A hacking group has attacked Venezuelan government websites in an operation targeting the "dictatorship" of President Nicolás Maduro.
Calling itself "The Binary Guardians", the group posted messages appearing to support the actions of a group of armed men who attacked a military base in the central city of Valencia on Sunday.
Meanwhile, supporters of President Maduro marched in the capital Caracas.
They called for an end to months of opposition protests and unrest.
More than 100 people have died in the protests against the failing economy and what the opposition sees as the government's illegal attempts to cling to power.
A message on the main government site made reference to "Operation David", which Venezuelan media had reported was the codename of the attack in Valencia.
"This dictatorship has its days numbered," it added.
The government said it had repelled the attack in Valencia, which was carried out by a group of armed civilians led by a military deserter.
A search was under way for 10 men who escaped with weapons after the attack, Mr Maduro said.
The assault in the north-western city of Valencia was carried out by 20 people, the president said. Two were killed, one was injured and seven were arrested.
Earlier, a video posted on social media showed uniformed men saying they were rising against a "murderous tyranny".
On state television, Mr Maduro congratulated the army for its "immediate reaction" in putting down the attack in the early hours of Sunday, saying they had earned his "admiration."
He called the incident a "terrorist attack" carried out by "mercenaries", and said the security forces were actively searching for those who had escaped. "We'll get them," he vowed.
The government said that those arrested included a first lieutenant who had deserted. It said the others were civilians wearing uniforms.
Mr Maduro said the group had been backed by anti-government leaders based in the US and Colombia.
In Sunday's video, a rebel leader who identified himself as Juan Caguaripano, said that his group - which he called the 41st Brigade - was taking a stand against the "murderous tyranny of President Nicolás Maduro".

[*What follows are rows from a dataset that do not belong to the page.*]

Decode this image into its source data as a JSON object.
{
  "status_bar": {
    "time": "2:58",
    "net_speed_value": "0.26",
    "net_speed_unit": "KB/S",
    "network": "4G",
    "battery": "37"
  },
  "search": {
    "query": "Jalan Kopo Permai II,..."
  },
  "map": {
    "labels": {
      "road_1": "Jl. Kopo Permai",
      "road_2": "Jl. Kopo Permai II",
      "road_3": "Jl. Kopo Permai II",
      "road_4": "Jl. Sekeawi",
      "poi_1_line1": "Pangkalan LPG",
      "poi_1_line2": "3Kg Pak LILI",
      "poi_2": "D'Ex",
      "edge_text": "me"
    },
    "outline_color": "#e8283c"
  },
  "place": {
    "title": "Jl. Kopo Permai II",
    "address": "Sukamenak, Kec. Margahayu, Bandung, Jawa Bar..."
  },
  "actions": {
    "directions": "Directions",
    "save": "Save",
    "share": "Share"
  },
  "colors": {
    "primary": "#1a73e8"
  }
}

"This is not a coup but a civic and military action to re-establish constitutional order."
Violent demonstrations began in April and have spread across the the country which, despite being oil-rich, is experiencing severe shortages of food and medicines, as well as inflation in excess of 700%.
The incident in Valencia came the day after the first session of the newly inaugurated Constituent Assembly, seen by the opposition as a way for the left-wing president to cling to power.

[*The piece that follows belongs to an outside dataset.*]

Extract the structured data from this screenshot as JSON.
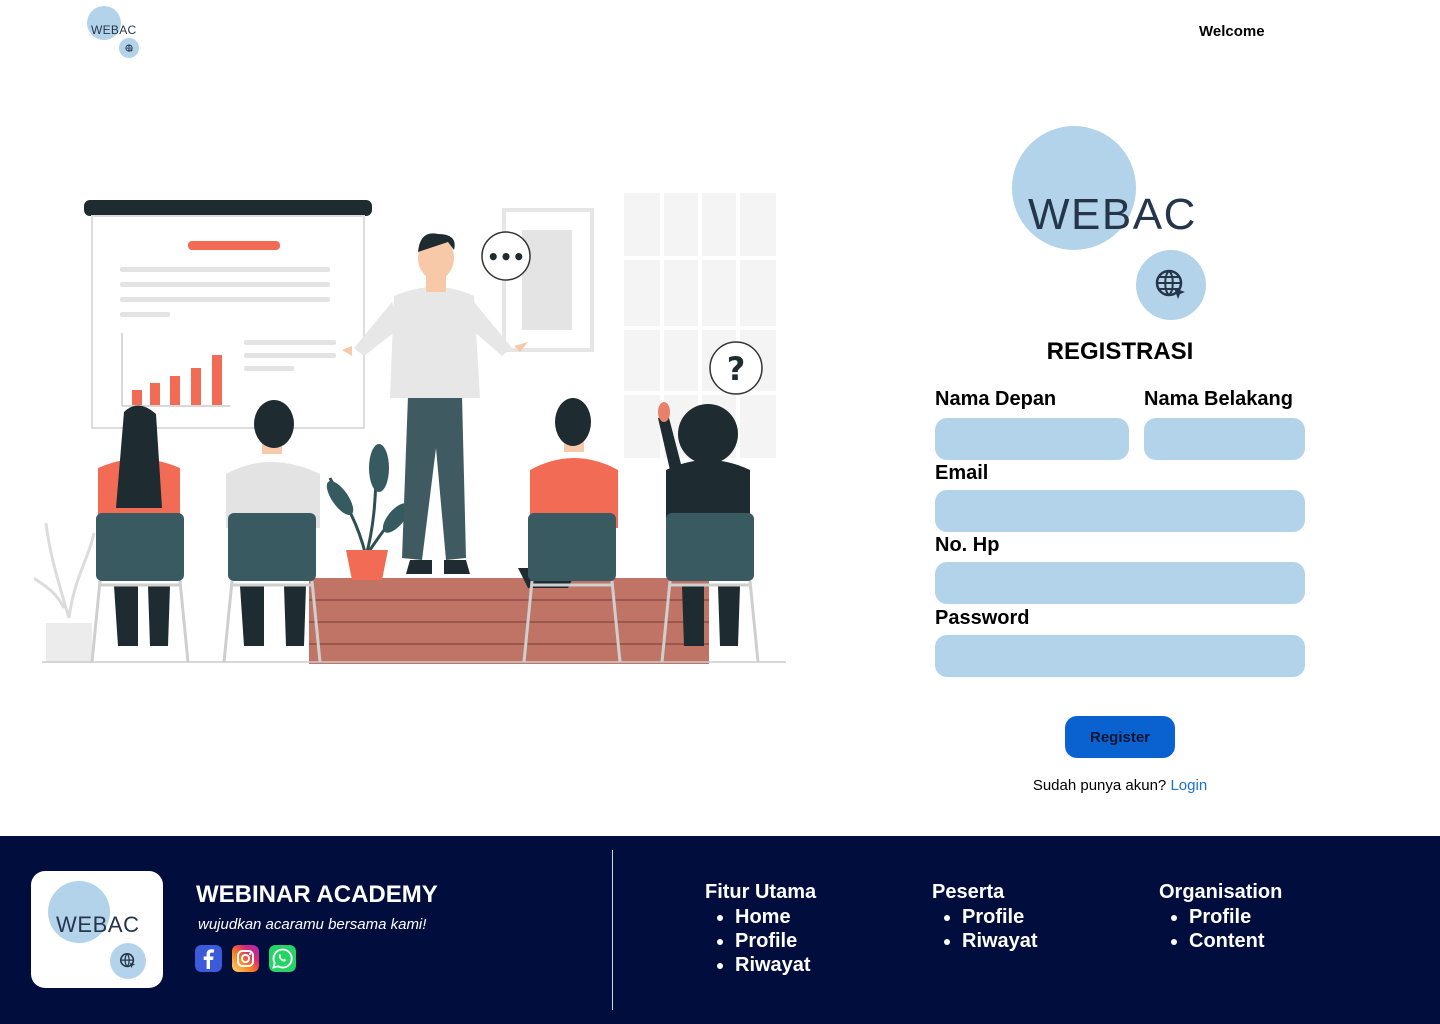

Mr Maduro has repeatedly said that the new body will bring peace to the country.
The Constituent Assembly has the ability to rewrite the constitution and could override the opposition-controlled parliament, the National Assembly.
On Saturday, it immediately voted to dismiss Chief Prosecutor Luisa Ortega, a former ally of President Maduro who has become a major critic of his rule.